START Data for analysis
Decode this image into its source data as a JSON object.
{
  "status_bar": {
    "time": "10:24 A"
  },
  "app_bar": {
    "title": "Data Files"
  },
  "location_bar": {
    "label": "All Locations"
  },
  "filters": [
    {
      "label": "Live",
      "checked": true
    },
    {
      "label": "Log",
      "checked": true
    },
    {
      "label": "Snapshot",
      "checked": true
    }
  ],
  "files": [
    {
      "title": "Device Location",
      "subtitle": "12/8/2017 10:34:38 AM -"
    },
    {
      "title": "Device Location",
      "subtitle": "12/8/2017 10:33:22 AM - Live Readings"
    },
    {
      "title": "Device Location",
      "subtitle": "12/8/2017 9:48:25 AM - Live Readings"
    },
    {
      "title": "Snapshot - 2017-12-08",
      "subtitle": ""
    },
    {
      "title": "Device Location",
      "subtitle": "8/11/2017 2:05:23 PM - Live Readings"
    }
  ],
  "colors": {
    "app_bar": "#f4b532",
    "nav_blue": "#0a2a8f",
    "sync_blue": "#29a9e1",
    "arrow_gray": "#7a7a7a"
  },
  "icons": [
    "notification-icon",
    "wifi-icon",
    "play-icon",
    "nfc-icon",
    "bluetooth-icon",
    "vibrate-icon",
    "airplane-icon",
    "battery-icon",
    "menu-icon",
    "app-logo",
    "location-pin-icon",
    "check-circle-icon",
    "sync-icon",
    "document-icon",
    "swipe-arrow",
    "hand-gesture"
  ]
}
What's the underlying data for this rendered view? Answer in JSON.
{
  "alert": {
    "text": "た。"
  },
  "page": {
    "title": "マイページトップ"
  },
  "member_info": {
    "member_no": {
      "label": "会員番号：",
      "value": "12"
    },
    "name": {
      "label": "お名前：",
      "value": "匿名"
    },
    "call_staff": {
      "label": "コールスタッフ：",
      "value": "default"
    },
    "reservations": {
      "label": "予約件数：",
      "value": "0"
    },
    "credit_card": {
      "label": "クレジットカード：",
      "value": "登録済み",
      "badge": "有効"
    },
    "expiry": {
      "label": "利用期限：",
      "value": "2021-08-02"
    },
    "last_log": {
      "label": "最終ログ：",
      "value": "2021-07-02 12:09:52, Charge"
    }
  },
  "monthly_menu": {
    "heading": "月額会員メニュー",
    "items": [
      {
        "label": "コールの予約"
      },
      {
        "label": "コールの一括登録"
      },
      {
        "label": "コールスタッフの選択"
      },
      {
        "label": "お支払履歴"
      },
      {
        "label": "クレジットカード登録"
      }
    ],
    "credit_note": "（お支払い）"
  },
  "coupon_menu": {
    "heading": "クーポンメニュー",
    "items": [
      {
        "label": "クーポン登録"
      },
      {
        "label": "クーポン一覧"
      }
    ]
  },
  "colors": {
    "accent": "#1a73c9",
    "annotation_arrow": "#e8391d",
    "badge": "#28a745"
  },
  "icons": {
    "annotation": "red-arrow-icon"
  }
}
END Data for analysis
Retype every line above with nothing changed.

Decode this image into its source data as a JSON object.
{
  "status_bar": {
    "time": "10:24 A"
  },
  "app_bar": {
    "title": "Data Files"
  },
  "location_bar": {
    "label": "All Locations"
  },
  "filters": [
    {
      "label": "Live",
      "checked": true
    },
    {
      "label": "Log",
      "checked": true
    },
    {
      "label": "Snapshot",
      "checked": true
    }
  ],
  "files": [
    {
      "title": "Device Location",
      "subtitle": "12/8/2017 10:34:38 AM -"
    },
    {
      "title": "Device Location",
      "subtitle": "12/8/2017 10:33:22 AM - Live Readings"
    },
    {
      "title": "Device Location",
      "subtitle": "12/8/2017 9:48:25 AM - Live Readings"
    },
    {
      "title": "Snapshot - 2017-12-08",
      "subtitle": ""
    },
    {
      "title": "Device Location",
      "subtitle": "8/11/2017 2:05:23 PM - Live Readings"
    }
  ],
  "colors": {
    "app_bar": "#f4b532",
    "nav_blue": "#0a2a8f",
    "sync_blue": "#29a9e1",
    "arrow_gray": "#7a7a7a"
  },
  "icons": [
    "notification-icon",
    "wifi-icon",
    "play-icon",
    "nfc-icon",
    "bluetooth-icon",
    "vibrate-icon",
    "airplane-icon",
    "battery-icon",
    "menu-icon",
    "app-logo",
    "location-pin-icon",
    "check-circle-icon",
    "sync-icon",
    "document-icon",
    "swipe-arrow",
    "hand-gesture"
  ]
}
What's the underlying data for this rendered view? Answer in JSON.
{
  "alert": {
    "text": "た。"
  },
  "page": {
    "title": "マイページトップ"
  },
  "member_info": {
    "member_no": {
      "label": "会員番号：",
      "value": "12"
    },
    "name": {
      "label": "お名前：",
      "value": "匿名"
    },
    "call_staff": {
      "label": "コールスタッフ：",
      "value": "default"
    },
    "reservations": {
      "label": "予約件数：",
      "value": "0"
    },
    "credit_card": {
      "label": "クレジットカード：",
      "value": "登録済み",
      "badge": "有効"
    },
    "expiry": {
      "label": "利用期限：",
      "value": "2021-08-02"
    },
    "last_log": {
      "label": "最終ログ：",
      "value": "2021-07-02 12:09:52, Charge"
    }
  },
  "monthly_menu": {
    "heading": "月額会員メニュー",
    "items": [
      {
        "label": "コールの予約"
      },
      {
        "label": "コールの一括登録"
      },
      {
        "label": "コールスタッフの選択"
      },
      {
        "label": "お支払履歴"
      },
      {
        "label": "クレジットカード登録"
      }
    ],
    "credit_note": "（お支払い）"
  },
  "coupon_menu": {
    "heading": "クーポンメニュー",
    "items": [
      {
        "label": "クーポン登録"
      },
      {
        "label": "クーポン一覧"
      }
    ]
  },
  "colors": {
    "accent": "#1a73c9",
    "annotation_arrow": "#e8391d",
    "badge": "#28a745"
  },
  "icons": {
    "annotation": "red-arrow-icon"
  }
}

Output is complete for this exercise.